Problem requirements: Tally the lines containing "type" in this data. Respond with the tally alone.

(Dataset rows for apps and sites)
__________________________________________________

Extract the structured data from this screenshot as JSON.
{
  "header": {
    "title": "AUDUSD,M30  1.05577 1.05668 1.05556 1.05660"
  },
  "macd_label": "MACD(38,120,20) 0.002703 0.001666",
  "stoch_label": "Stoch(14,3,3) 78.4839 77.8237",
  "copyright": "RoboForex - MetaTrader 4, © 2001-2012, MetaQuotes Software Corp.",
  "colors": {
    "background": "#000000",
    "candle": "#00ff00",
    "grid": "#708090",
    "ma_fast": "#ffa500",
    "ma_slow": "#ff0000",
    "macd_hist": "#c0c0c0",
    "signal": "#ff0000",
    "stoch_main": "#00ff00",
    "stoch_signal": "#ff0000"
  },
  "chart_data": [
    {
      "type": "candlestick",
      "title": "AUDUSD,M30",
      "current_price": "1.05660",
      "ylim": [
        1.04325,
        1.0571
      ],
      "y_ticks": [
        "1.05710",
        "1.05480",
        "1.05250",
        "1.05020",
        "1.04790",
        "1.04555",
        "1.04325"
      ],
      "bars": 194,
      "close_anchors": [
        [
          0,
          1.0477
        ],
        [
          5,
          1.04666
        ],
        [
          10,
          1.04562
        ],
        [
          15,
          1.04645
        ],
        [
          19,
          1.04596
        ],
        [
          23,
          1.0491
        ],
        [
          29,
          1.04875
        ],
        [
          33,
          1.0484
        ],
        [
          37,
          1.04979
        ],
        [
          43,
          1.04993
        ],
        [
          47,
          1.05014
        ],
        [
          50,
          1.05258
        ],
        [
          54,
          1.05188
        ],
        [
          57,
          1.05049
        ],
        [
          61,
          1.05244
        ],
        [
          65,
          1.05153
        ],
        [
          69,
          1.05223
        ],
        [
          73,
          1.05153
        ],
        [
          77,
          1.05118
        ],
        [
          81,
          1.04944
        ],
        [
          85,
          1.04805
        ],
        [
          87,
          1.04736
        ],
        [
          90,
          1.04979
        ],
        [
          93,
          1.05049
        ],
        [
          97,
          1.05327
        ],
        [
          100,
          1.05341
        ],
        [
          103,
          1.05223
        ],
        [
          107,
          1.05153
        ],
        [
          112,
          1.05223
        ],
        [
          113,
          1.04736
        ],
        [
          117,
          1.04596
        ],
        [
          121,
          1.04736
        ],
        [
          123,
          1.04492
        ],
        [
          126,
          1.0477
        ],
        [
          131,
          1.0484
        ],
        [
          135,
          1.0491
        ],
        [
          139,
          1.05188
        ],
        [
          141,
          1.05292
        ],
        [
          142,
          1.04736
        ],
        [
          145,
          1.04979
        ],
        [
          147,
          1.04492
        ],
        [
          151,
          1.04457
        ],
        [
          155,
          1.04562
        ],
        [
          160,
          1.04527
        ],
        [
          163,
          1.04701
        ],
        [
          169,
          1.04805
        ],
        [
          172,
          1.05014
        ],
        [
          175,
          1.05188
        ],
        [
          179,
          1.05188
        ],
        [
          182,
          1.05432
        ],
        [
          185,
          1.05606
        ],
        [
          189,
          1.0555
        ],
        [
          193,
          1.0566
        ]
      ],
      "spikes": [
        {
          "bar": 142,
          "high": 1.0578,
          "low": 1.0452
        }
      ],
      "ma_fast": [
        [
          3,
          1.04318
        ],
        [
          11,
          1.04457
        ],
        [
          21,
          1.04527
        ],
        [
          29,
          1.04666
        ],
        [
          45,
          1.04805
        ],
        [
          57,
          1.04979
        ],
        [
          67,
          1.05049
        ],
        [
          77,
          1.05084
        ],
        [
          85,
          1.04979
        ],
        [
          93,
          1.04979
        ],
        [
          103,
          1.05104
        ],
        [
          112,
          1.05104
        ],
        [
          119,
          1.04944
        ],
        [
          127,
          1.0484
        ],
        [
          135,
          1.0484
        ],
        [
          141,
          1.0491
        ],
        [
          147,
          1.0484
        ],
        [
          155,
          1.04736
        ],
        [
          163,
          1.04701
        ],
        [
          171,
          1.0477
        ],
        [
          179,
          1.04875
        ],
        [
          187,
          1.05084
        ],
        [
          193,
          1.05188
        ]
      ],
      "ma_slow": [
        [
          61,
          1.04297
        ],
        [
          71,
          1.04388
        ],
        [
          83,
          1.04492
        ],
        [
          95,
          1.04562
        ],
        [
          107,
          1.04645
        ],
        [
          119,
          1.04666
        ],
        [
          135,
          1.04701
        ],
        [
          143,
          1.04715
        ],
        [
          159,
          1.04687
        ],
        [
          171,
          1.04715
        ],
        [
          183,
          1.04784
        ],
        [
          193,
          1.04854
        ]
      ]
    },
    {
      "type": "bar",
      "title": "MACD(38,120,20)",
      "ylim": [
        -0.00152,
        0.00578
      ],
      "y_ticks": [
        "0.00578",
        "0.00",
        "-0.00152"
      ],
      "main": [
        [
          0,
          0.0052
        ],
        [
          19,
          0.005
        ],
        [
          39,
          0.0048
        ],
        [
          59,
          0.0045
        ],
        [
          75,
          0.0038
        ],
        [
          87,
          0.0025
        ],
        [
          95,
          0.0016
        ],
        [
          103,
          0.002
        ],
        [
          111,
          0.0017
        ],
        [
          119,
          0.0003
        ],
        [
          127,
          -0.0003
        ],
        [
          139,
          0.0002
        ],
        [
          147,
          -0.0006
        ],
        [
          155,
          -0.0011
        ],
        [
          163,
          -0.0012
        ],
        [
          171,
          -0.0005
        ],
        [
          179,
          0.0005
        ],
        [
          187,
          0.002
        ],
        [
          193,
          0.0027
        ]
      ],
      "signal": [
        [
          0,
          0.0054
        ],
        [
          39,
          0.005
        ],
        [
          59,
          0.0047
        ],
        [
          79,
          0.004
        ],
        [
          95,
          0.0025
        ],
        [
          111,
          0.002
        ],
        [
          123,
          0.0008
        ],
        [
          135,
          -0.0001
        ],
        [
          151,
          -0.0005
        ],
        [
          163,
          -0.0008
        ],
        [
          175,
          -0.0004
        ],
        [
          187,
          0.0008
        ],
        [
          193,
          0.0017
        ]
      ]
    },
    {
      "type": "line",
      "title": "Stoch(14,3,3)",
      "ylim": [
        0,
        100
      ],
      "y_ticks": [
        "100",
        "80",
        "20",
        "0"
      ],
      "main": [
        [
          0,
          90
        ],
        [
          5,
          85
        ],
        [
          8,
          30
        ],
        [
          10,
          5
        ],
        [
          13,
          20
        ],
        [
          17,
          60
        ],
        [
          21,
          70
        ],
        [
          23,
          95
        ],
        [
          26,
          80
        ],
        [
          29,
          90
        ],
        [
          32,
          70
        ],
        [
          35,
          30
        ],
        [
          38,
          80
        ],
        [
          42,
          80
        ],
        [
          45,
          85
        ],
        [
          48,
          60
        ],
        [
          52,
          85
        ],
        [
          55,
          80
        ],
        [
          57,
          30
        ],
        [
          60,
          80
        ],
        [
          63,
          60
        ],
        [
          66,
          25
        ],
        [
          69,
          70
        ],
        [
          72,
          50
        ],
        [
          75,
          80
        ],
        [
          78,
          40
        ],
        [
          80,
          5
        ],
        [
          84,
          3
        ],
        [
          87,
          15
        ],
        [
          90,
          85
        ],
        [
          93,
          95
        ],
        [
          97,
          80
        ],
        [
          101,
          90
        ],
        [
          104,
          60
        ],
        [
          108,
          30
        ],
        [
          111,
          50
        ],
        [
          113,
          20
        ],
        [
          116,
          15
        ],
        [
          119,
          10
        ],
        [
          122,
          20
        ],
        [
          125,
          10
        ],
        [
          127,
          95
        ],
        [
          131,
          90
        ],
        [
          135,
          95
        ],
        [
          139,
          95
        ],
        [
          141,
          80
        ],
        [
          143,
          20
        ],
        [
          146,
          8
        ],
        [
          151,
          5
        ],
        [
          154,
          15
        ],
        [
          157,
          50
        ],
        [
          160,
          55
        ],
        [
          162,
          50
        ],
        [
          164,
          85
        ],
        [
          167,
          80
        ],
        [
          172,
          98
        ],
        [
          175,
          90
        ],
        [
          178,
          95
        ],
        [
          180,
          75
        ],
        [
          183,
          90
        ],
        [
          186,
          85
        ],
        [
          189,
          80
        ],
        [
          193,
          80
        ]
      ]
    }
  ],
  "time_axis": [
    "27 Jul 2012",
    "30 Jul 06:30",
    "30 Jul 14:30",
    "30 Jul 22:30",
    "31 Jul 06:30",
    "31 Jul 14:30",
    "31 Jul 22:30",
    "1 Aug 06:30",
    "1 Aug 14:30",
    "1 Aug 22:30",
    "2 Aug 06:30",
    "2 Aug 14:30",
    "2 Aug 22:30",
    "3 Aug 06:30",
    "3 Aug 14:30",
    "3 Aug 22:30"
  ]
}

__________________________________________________

Reply: 3